In my opinion, the new actuary should make a reasonable effort to obtain the data and match the accrued benefits. If the data cannot be obtained, the actuary may use the accrued benefits provided, disclosing the reliance.

After collecting sufficient information, the new actuary must match the previous actuary’s results within a threshold. Otherwise, a change in the plan’s enrolled actuary may be deemed a funding method change. The Internal Revenue Code, as modified by the Pension Protection Act of 2006, requires that a change in funding method be approved by the Secretary. IRS Announcement 2015-3 provides automatic approval of a change in funding method resulting from a change in the plan’s enrolled actuary under certain circumstances.
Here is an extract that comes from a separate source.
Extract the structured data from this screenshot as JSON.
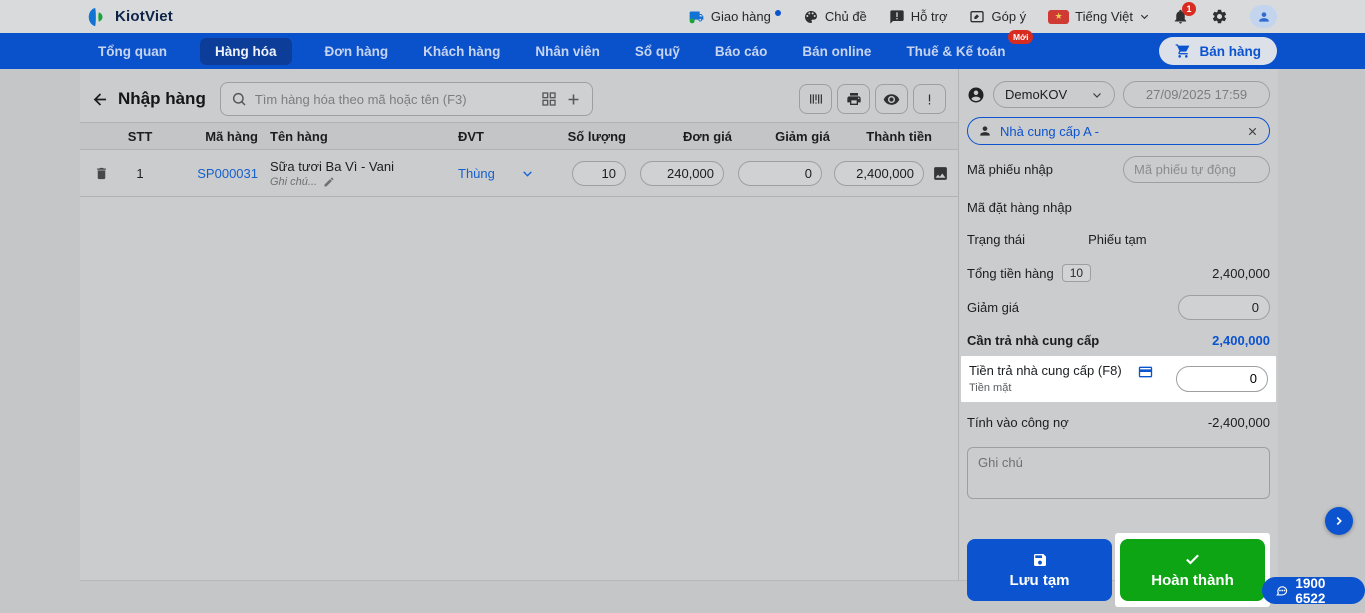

In general, if there is (1) a change in the enrolled actuary, (2) a change in the business organization providing actuarial services and (3) a change in the valuation software, automatic approval of the funding method change is granted if the new actuary matches each of the funding target, target normal cost and actuarial value of assets within 5%.

In some cases, the new actuary will discover a mistake made by the previous actuary. If the mistake is an incorrect calculation of participant benefits — whether due to incorrectly coded software, misreading of the benefit formula or other document provisions, or data entry errors — then the new actuary should attempt to meet the 5% threshold using the previous actuary’s benefit amounts.

The previous actuary should then revise his or her results with the corrected amounts. The IRS has indicated that it is not necessary to amend the Schedule SB when the revised results do not create a funding deficiency. If the revised results impact the carryover or prefunding balances, then the changes can be reported on the current year Schedule SB.

Some takeovers are very smooth, while others reveal minor to more complex issues that are outside of the scope of this article. It’s important to remember that we have all had to deal with both sides of the equation: We’ve won a client from another actuary, and we’ve lost a client to another actuary. It is our duty as actuaries to cooperate with each other.  
 
Lauren Okum, ASA, EA, MAAA, MSPA, is the owner of Premier Actuarial Solutions, an actuarial firm that specializes in the design and administration of defined benefit plans. She has more than 20 years of experience in the actuarial profession. She graduated summa cum laude with highest distinction in Actuarial Science of the University of Illinois at Urbana-Champaign and attended Harvard Business School for her MBA.